  • In the 1920s, he was registrar of Virginia’s Bureau of Vital Sta-tistics, the state government office that controlled birth, death, marriage, and divorce records (http://bkaprt.com/eia/00-01/). As a frothing-at-the-mouth white supremacist, Plecker was terri-fied of interracial marriage. Its very existence, he insisted, was the result of poor categorization: white people were marrying non-white people only because the government hadn’t labeled them “correctly.”
  • Plecker decided that he could use bureaucracy to change this, and he was right: all he had to do was relabel Virginia’s racial categories, and racist laws took care of the rest. He reduced the number of racial identity categories to just two, then altered and enforced documentation to reflect his definitions.
  • This meant that a very small and specific group of people were labeled white, and everyone who fell outside of Plecker’s narrow view were not—and their lives changed accordingly. The government saw them differently, identified them dif-ferently, treated them differently. They no longer had access to the same public spaces, the same schools, the same ser-vices and safety nets afforded to white people. Marriages were invalidated. Children were separated from parents.
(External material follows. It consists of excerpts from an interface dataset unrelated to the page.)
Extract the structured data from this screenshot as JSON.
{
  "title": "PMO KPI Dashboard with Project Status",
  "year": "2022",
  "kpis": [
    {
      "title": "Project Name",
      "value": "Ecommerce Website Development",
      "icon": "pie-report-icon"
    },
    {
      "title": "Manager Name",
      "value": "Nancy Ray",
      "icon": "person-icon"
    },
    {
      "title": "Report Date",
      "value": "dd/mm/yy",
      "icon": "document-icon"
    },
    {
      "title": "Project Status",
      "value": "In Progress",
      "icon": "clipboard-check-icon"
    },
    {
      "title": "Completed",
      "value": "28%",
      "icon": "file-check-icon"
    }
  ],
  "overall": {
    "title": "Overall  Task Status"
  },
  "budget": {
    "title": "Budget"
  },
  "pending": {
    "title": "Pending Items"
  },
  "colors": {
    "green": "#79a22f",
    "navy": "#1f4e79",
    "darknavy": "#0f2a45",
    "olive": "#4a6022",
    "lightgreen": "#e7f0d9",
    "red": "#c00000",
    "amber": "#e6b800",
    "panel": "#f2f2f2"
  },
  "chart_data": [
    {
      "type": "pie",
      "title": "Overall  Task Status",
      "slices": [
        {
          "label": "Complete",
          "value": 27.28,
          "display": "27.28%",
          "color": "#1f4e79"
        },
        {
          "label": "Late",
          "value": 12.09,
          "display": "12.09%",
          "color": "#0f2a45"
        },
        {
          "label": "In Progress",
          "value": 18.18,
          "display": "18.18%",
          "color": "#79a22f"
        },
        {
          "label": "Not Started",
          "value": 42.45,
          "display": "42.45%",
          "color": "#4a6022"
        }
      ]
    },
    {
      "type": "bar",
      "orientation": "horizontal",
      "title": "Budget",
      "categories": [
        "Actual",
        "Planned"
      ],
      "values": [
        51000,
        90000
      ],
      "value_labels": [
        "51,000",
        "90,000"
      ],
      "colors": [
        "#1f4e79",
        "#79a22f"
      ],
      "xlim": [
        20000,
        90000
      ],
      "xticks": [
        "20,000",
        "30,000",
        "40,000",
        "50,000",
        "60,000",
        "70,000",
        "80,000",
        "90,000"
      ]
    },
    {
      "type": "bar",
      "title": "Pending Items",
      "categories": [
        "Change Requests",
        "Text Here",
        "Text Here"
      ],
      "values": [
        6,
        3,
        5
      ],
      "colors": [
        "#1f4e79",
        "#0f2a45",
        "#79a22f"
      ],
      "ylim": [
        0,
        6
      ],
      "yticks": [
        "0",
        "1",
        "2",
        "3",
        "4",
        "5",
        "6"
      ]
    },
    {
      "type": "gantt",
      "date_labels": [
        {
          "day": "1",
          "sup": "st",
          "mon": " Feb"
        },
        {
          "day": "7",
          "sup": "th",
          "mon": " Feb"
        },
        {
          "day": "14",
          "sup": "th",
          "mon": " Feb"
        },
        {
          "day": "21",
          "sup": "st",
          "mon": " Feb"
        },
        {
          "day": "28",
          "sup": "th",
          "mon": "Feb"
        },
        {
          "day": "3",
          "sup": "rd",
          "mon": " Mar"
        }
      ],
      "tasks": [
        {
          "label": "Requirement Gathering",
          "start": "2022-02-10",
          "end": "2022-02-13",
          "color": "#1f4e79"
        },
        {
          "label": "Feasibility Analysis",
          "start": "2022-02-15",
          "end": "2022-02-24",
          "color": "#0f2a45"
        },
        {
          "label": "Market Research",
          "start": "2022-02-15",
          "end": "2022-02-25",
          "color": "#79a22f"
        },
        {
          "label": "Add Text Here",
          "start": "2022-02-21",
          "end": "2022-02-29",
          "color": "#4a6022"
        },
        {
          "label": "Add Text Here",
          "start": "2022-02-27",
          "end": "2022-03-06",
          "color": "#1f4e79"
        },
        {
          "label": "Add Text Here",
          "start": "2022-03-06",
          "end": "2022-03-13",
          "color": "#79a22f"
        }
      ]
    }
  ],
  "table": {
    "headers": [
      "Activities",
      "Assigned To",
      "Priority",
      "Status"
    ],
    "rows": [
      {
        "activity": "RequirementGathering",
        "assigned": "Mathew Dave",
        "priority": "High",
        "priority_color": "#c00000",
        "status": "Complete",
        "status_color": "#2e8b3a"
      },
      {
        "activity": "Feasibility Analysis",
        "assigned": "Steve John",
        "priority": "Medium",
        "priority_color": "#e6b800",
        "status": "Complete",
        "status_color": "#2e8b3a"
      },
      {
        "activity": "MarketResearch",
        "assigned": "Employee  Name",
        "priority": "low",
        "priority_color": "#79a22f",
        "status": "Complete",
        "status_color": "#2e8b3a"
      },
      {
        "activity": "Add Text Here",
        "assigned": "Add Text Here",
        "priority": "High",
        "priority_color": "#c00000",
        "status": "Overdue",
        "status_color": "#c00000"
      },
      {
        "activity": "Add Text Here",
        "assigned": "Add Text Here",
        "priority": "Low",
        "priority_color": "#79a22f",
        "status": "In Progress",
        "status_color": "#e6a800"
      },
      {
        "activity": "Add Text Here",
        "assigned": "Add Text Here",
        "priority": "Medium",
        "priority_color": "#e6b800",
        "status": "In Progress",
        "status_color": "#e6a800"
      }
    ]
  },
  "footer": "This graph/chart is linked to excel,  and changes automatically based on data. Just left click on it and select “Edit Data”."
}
Virginians lost agency over who they were—all because Walter Plecker changed a label

What you will learn:

  • The importance of organizational framworks.
  • Learn how content can inform strategy and scope.
  • Examines the building blocks of sitemaps.
  • Show us how to put them together.
  • Ensure that users can dfind their way.
  • Explores the appilications ( and implications) of taxonomies.

Who should read this book:

Developers and designers who want to learn infomation architecture.